Source data
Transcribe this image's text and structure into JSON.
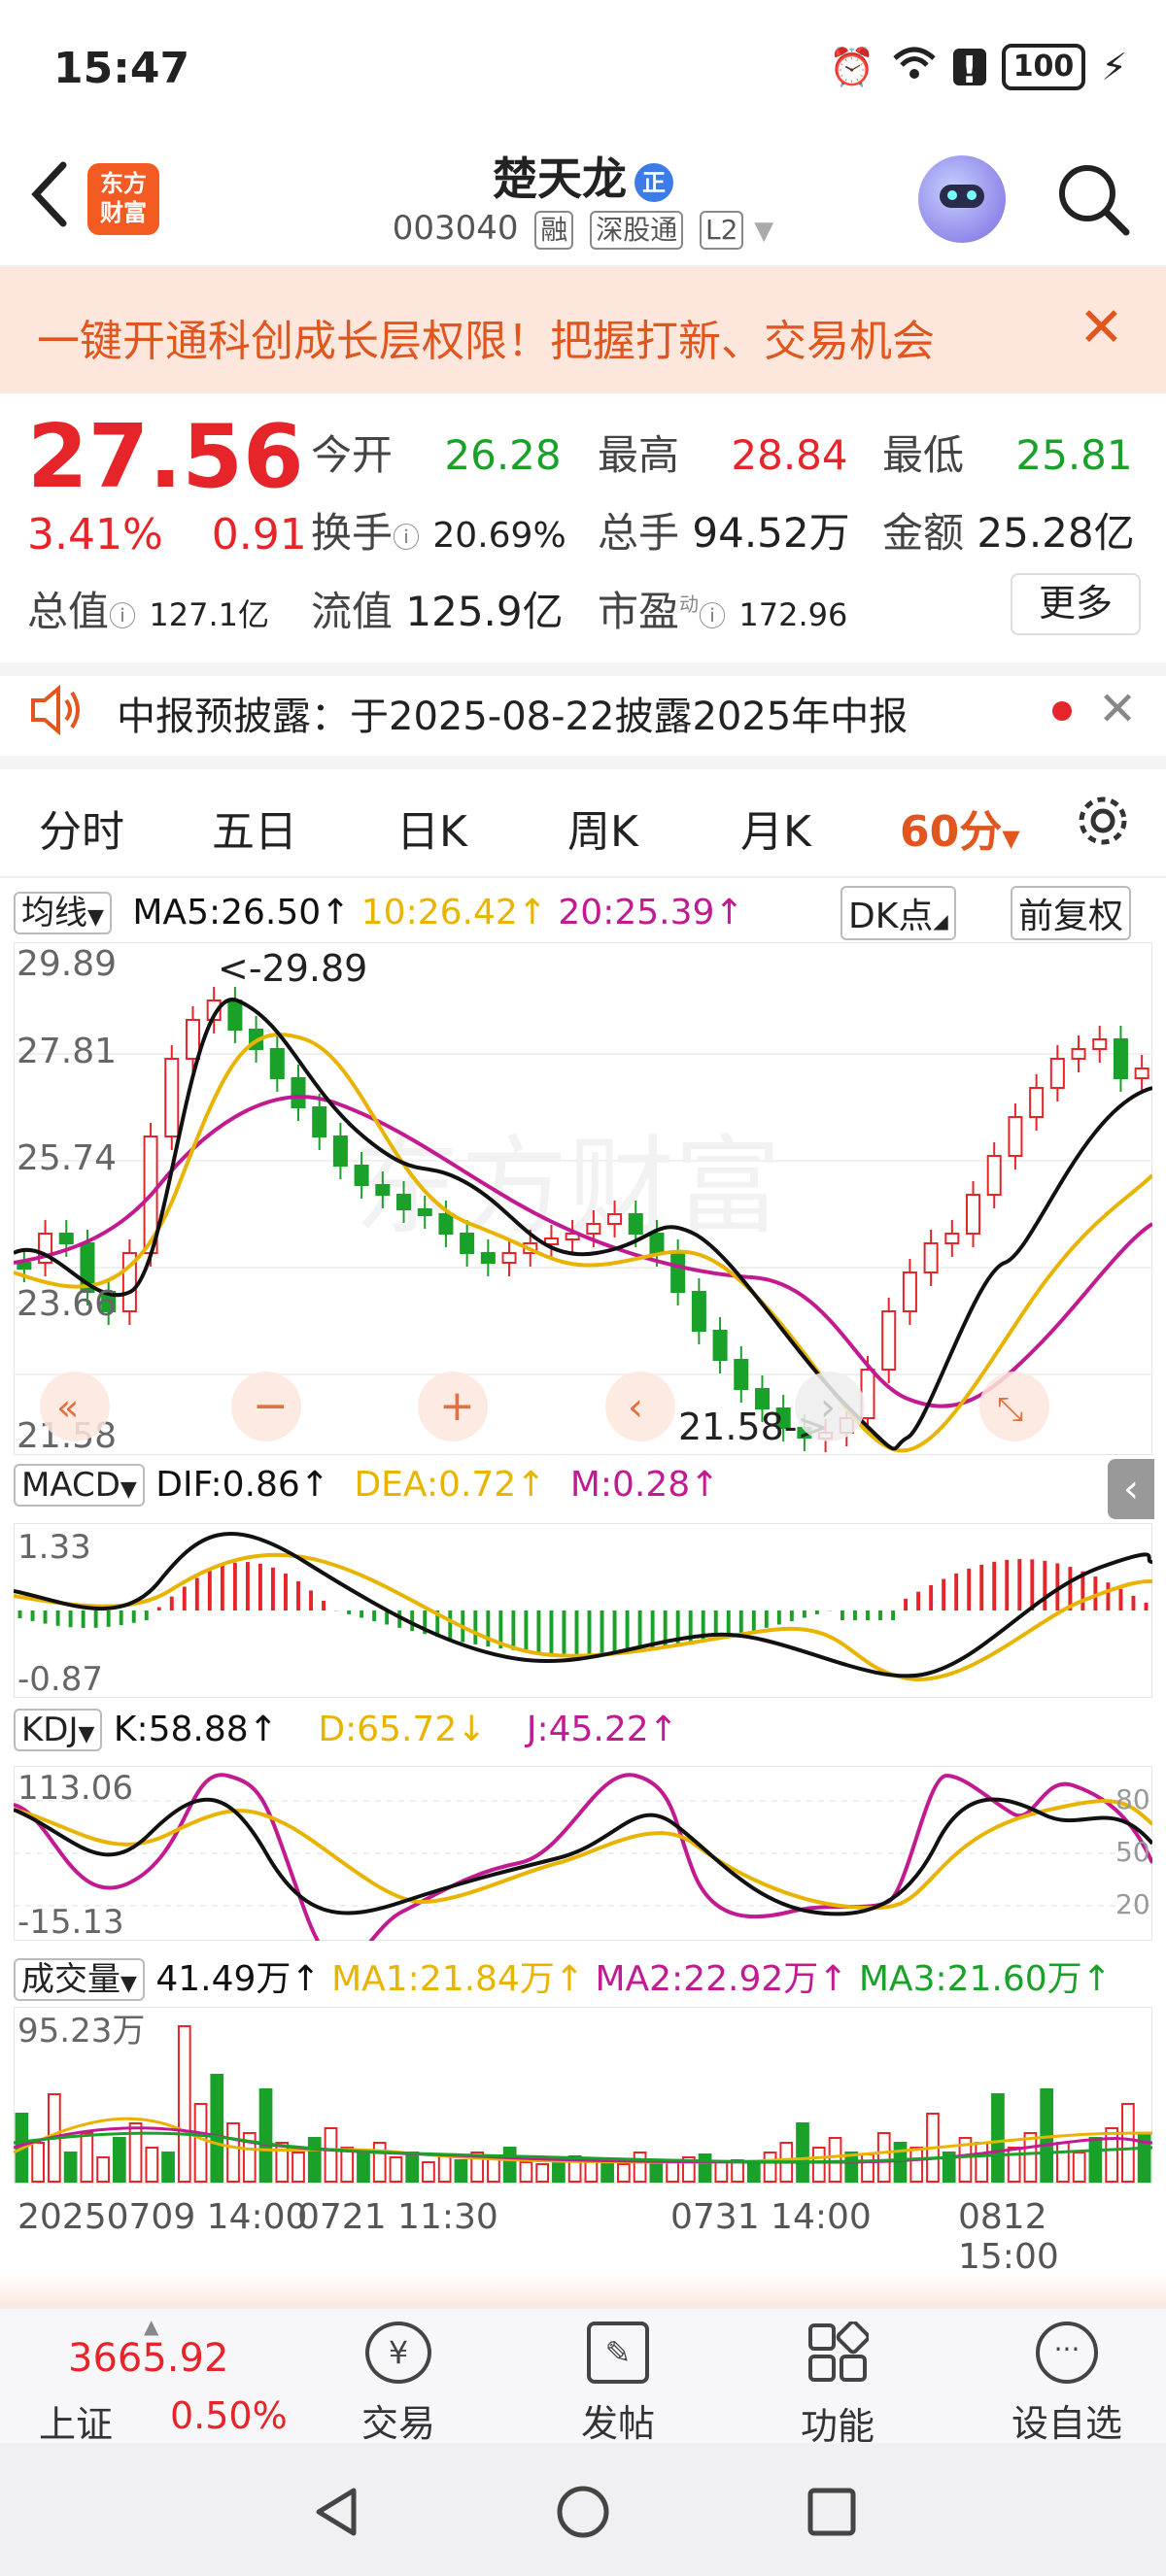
{
  "status": {
    "time": "15:47",
    "battery": "100"
  },
  "header": {
    "logo_line1": "东方",
    "logo_line2": "财富",
    "stock_name": "楚天龙",
    "name_badge": "正",
    "code": "003040",
    "tags": [
      "融",
      "深股通",
      "L2"
    ]
  },
  "banner": {
    "text": "一键开通科创成长层权限！把握打新、交易机会"
  },
  "quote": {
    "price": "27.56",
    "change_pct": "3.41%",
    "change_amt": "0.91",
    "open_label": "今开",
    "open": "26.28",
    "high_label": "最高",
    "high": "28.84",
    "low_label": "最低",
    "low": "25.81",
    "turnover_label": "换手",
    "turnover": "20.69%",
    "volume_label": "总手",
    "volume": "94.52万",
    "amount_label": "金额",
    "amount": "25.28亿",
    "total_cap_label": "总值",
    "total_cap": "127.1亿",
    "float_cap_label": "流值",
    "float_cap": "125.9亿",
    "pe_label": "市盈",
    "pe_sup": "动",
    "pe": "172.96",
    "more_label": "更多"
  },
  "notice": {
    "text": "中报预披露：于2025-08-22披露2025年中报"
  },
  "tabs": [
    "分时",
    "五日",
    "日K",
    "周K",
    "月K",
    "60分"
  ],
  "active_tab": "60分",
  "main_chart": {
    "selector": "均线",
    "ma5": "MA5:26.50↑",
    "ma10": "10:26.42↑",
    "ma20": "20:25.39↑",
    "dk_button": "DK点",
    "adjust_button": "前复权",
    "y_labels": [
      "29.89",
      "27.81",
      "25.74",
      "23.66",
      "21.58"
    ],
    "high_mark": "<-29.89",
    "low_mark": "21.58->",
    "watermark": "东方财富"
  },
  "macd": {
    "selector": "MACD",
    "dif": "DIF:0.86↑",
    "dea": "DEA:0.72↑",
    "m": "M:0.28↑",
    "y_top": "1.33",
    "y_bottom": "-0.87"
  },
  "kdj": {
    "selector": "KDJ",
    "k": "K:58.88↑",
    "d": "D:65.72↓",
    "j": "J:45.22↑",
    "y_top": "113.06",
    "y_bottom": "-15.13",
    "ref_80": "80",
    "ref_50": "50",
    "ref_20": "20"
  },
  "volume": {
    "selector": "成交量",
    "value": "41.49万↑",
    "ma1": "MA1:21.84万↑",
    "ma2": "MA2:22.92万↑",
    "ma3": "MA3:21.60万↑",
    "y_top": "95.23万"
  },
  "x_axis": [
    "20250709 14:00",
    "0721 11:30",
    "0731 14:00",
    "0812 15:00"
  ],
  "bottom_nav": {
    "index_value": "3665.92",
    "index_name": "上证",
    "index_change": "0.50%",
    "items": [
      "交易",
      "发帖",
      "功能",
      "设自选"
    ]
  },
  "colors": {
    "up": "#e5252a",
    "down": "#1aa12a",
    "accent": "#e0561e",
    "ma5": "#111111",
    "ma10": "#e8b400",
    "ma20": "#c21a90"
  }
}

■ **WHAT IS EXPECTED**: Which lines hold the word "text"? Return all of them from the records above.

■ **RESULT**:
Transcribe this image's text and structure into JSON.
    "text": "一键开通科创成长层权限！把握打新、交易机会"
    "text": "中报预披露：于2025-08-22披露2025年中报"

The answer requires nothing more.